Organization Management Journal


Employee theft is one of the most harmful crimes a small business can experience. Yet despite the large financial, organizational, and emotional toll employee theft takes, it is one of the most underreported crimes committed against small businesses. Using data obtained from interviews with victimized small business owners, this article develops a typology of employee theft nonreporting rationalizations. Additionally, interview data indicate that nonreporting rationalizations follow a general pattern of use, beginning with an assessment of the theft as trivial or significant, and proceeding to a consideration of personal factors that influence nonreporting, which is followed by a consideration of the effectiveness of previous interactions with the criminal justice system.
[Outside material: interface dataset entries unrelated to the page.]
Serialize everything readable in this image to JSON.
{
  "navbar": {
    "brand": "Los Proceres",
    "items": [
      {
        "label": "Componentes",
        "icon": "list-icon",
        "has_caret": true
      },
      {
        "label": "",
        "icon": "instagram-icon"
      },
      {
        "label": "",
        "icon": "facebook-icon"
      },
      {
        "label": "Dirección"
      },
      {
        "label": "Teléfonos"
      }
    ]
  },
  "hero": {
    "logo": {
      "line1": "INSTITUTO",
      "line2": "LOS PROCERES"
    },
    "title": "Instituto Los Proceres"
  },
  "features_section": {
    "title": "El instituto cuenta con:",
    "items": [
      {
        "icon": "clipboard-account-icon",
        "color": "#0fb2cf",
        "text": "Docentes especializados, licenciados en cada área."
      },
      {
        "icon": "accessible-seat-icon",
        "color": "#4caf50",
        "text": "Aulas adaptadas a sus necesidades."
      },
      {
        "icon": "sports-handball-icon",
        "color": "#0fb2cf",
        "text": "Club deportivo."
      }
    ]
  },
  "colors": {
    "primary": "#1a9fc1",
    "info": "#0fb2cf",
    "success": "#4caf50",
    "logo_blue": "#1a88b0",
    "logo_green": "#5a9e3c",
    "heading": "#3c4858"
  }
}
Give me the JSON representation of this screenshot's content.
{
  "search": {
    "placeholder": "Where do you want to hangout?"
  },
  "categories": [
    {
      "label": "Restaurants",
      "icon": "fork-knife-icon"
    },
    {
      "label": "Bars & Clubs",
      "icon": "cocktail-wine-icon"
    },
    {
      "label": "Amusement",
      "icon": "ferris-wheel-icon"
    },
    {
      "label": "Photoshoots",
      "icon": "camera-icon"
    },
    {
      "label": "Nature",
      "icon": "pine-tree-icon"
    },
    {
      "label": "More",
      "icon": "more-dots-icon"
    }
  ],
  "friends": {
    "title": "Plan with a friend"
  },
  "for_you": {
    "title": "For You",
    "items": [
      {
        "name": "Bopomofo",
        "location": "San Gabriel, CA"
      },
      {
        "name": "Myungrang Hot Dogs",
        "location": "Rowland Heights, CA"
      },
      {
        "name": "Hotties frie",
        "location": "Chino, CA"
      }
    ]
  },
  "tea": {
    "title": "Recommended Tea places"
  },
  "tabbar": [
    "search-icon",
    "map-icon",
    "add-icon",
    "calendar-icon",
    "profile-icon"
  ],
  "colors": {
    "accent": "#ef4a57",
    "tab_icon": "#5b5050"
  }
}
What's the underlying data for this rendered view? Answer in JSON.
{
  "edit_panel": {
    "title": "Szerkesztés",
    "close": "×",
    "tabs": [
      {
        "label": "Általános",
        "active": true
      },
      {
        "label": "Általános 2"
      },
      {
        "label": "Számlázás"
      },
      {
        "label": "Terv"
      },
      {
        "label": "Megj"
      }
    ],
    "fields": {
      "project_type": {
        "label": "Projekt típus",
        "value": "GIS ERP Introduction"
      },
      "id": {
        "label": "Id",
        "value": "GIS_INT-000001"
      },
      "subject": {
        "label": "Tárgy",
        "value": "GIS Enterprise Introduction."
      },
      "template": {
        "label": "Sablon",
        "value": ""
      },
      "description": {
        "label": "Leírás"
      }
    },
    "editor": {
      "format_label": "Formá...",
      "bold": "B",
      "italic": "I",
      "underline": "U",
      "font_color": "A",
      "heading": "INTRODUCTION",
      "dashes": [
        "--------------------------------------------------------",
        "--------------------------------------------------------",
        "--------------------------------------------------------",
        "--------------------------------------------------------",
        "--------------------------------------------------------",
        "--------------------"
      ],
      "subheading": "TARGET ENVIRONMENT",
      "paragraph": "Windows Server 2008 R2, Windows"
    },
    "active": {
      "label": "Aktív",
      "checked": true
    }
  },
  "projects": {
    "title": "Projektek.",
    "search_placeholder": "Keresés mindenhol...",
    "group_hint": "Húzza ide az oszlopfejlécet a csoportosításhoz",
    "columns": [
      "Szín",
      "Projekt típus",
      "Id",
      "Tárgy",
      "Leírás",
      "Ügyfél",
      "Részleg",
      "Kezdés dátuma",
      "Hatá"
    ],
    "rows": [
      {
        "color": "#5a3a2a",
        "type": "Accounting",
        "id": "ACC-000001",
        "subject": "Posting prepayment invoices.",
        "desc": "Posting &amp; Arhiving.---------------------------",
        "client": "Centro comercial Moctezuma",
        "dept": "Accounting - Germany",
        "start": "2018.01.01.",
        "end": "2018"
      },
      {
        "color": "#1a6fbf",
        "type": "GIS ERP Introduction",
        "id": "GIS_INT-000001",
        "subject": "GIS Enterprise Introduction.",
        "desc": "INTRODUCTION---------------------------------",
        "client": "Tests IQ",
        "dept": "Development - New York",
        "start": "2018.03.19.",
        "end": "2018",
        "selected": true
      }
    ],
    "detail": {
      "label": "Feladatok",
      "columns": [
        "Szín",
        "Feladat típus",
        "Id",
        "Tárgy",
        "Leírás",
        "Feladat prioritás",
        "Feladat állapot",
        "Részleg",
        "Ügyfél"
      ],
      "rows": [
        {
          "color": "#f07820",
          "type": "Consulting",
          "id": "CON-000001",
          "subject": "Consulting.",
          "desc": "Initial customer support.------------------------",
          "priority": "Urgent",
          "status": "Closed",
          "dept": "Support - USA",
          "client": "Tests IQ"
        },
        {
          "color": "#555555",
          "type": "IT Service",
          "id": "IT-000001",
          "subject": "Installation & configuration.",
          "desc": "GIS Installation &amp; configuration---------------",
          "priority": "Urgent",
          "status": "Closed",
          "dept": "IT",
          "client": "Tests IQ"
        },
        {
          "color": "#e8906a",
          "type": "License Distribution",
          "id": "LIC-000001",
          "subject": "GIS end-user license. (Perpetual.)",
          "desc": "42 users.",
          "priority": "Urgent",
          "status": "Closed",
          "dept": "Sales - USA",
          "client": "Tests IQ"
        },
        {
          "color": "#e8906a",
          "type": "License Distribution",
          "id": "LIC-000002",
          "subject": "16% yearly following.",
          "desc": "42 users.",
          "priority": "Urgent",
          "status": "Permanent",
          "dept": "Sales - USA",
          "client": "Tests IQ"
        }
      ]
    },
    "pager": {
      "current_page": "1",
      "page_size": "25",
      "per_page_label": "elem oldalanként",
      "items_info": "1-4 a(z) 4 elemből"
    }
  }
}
Understanding how these rationalizations influence reporting behavior may assist scholars and practitioners to help small businesses better deal with their employee theft experiences, and may also help to explain why employee thefts will likely continue to be underreported.